As policymakers in Washington desperately search for ways to resuscitate America’s moribund economy a popular meme is taking hold that higher military spending can help boost the economy. Is that true? Theory aside, the historical evidence is not so clear.
Even House Republicans appear to be jumping on the spend defense money bandwagon, apparently eager to show they remain “strong” on defense. The GOP spokesman, Josh Holly, sent out a response to the initial Obama plan to cut 10 percent from the defense budget with this pop quiz:
Pop Quiz: A $55 billion cut in defense spending during a time of war and tough economic times will:
a) Improve America’s ailing economy,
b) Hurt America’s ailing economy even more,
c) Haven’t considered the economic implications or number of jobs that will be lost yet, or
d) Not sure.
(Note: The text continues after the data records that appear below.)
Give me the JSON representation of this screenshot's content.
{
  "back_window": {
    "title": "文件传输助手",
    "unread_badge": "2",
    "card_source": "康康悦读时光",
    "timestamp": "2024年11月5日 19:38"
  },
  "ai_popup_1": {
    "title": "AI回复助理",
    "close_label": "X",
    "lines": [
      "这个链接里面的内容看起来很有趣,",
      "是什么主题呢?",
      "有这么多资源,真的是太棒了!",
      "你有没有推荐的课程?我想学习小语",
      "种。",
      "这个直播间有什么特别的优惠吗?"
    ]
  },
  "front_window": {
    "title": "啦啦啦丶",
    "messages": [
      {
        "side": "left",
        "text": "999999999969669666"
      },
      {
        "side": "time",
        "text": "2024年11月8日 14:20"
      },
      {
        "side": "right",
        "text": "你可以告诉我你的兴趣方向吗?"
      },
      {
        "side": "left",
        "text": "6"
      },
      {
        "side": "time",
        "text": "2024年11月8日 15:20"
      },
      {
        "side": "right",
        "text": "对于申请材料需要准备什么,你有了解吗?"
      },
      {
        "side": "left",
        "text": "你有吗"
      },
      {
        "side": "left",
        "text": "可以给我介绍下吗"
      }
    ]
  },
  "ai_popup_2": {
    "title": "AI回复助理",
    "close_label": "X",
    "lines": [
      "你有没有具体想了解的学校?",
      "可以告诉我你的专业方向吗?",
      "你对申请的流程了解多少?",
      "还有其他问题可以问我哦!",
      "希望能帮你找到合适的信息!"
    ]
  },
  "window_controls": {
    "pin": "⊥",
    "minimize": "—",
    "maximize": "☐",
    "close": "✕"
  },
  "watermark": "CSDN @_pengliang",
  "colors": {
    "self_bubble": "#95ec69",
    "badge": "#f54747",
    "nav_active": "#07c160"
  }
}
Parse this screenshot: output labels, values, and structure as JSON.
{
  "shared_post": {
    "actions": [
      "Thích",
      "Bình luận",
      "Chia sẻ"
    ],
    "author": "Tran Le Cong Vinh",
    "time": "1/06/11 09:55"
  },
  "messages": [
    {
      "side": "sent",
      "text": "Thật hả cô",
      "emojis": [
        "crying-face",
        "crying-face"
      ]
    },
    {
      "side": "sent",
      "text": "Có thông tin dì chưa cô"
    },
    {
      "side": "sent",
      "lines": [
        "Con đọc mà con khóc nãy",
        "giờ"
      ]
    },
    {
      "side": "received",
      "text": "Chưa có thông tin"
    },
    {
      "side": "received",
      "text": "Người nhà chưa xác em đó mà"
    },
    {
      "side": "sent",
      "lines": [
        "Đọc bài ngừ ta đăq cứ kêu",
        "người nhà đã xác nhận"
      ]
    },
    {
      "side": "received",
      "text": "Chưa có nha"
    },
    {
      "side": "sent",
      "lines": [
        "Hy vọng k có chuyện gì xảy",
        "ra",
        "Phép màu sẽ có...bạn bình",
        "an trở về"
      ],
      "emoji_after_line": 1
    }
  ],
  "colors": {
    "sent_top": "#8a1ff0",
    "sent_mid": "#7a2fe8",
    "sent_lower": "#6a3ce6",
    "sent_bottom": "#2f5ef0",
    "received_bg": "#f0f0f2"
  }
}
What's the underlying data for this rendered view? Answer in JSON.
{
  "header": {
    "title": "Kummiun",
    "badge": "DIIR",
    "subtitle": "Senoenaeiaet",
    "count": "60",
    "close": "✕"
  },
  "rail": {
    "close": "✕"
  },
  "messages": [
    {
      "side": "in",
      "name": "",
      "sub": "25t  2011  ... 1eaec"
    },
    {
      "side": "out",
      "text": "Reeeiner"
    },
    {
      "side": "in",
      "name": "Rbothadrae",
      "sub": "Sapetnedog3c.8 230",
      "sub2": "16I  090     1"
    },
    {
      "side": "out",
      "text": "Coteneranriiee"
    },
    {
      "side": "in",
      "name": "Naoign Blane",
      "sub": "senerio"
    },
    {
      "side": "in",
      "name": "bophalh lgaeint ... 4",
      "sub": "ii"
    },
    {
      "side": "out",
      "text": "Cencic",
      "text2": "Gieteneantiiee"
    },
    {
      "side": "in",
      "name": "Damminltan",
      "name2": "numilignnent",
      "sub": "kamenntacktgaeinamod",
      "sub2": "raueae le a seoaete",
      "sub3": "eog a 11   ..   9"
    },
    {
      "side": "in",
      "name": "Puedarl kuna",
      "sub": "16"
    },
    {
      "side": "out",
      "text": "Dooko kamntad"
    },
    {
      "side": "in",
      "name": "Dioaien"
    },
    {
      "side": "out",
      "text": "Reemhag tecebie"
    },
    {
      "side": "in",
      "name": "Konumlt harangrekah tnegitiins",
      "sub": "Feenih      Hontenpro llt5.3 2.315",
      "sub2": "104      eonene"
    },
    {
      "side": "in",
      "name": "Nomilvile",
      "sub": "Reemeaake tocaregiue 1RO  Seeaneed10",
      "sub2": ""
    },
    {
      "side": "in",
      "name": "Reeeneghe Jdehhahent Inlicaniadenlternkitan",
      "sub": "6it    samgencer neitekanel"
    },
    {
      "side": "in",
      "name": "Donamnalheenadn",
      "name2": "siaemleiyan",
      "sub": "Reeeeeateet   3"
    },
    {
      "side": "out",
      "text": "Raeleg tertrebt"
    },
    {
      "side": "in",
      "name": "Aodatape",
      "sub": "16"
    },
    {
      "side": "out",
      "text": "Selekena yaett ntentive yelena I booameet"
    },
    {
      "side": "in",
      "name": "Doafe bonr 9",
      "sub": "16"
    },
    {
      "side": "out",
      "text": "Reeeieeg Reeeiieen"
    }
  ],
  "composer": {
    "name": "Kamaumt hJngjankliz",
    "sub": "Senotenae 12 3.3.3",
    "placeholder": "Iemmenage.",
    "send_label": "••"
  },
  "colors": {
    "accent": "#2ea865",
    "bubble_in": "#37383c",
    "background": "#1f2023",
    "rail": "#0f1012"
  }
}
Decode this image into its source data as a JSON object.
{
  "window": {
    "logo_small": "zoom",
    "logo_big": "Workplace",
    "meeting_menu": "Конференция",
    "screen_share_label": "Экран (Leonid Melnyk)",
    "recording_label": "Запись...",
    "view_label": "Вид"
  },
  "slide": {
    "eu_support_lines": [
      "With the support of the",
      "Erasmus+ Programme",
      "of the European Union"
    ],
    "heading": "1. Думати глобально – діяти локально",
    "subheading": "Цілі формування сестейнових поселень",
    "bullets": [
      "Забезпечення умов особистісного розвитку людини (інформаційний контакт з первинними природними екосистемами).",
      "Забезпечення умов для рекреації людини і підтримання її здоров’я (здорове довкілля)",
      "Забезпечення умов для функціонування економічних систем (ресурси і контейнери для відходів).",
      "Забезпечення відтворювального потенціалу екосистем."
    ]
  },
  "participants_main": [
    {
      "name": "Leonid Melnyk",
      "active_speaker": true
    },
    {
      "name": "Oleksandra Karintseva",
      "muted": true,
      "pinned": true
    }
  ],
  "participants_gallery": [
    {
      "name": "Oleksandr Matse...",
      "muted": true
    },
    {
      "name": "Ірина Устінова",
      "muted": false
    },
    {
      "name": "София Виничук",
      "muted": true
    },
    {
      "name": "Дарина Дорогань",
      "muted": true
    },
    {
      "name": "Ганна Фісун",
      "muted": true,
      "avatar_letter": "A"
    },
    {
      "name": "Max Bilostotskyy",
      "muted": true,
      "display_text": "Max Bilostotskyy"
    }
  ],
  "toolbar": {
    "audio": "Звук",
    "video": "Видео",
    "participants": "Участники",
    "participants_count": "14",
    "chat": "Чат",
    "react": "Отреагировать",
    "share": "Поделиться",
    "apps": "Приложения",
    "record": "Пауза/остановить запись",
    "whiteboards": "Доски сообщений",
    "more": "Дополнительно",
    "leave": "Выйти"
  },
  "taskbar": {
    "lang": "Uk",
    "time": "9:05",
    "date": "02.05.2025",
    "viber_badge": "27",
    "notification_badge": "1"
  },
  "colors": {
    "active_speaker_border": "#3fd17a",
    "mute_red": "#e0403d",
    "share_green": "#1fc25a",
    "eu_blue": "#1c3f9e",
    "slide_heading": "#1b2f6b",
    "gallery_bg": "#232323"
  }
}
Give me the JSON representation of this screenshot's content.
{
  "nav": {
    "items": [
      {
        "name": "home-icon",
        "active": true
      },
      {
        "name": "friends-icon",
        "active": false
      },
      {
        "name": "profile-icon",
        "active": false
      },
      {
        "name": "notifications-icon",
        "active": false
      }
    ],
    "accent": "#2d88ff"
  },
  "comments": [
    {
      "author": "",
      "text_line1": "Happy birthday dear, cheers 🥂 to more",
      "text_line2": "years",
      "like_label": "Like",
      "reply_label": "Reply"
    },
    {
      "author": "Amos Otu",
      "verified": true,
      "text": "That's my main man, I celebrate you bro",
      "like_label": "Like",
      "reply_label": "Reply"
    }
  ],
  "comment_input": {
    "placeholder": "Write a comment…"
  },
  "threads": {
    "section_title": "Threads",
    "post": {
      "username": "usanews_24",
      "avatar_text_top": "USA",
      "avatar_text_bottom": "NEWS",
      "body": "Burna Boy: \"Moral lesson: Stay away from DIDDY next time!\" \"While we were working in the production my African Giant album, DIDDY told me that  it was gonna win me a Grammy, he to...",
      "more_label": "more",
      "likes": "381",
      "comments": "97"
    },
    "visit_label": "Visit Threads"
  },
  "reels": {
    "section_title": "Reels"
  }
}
While the answer would seem to be obvious from Holly’s very rigged choices, the answer is not so simple. The general idea is that when the government increases military spending through borrowing or printing money, it boosts aggregate demand for goods and services. One of those pushing this line is Martin Feldstein, professor of economics at Harvard, and a former Reagan administration economic advisor, who says a chunk of military spending should go into the stimulus plan being debated by Congress. “If rapid spending on things that need to be done is a criterion of choice, the plan should include higher defense outlays, including replacing and repairing supplies and equipment, needed after five years of fighting. The military can increase its level of procurement very rapidly,” he wrote in a Jan. 29, Washington Post op-ed.